# Data to examine
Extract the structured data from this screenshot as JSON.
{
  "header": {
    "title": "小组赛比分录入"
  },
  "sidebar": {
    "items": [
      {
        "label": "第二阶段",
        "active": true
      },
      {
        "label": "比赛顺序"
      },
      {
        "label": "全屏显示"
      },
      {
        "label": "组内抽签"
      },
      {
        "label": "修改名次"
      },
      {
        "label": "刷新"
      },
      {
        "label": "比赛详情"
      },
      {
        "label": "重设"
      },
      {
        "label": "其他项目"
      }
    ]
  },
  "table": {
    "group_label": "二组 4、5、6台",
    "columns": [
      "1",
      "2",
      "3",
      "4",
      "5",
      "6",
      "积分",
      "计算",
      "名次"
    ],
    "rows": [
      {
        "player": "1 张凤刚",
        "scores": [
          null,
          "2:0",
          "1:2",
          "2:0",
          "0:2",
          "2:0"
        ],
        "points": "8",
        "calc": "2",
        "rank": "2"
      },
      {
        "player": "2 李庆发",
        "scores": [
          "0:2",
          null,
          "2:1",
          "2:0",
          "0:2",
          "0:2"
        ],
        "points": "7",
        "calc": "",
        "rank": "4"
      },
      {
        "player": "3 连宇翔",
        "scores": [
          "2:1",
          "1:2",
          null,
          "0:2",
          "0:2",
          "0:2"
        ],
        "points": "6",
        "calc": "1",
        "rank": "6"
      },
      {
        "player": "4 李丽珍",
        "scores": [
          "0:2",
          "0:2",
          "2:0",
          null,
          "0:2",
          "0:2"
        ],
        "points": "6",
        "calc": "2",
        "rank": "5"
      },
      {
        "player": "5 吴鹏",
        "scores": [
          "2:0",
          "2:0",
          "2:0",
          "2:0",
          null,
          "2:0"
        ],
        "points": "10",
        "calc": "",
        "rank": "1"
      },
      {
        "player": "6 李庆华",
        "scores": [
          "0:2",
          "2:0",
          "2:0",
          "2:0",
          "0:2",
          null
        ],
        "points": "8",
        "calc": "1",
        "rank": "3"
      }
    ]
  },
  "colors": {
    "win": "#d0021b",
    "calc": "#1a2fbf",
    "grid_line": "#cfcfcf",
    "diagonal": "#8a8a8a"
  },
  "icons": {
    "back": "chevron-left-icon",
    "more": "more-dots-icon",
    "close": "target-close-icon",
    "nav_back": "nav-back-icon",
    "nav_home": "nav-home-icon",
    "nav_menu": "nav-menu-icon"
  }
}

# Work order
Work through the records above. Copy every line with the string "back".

# Solution to this problem
    "back": "chevron-left-icon",
    "nav_back": "nav-back-icon",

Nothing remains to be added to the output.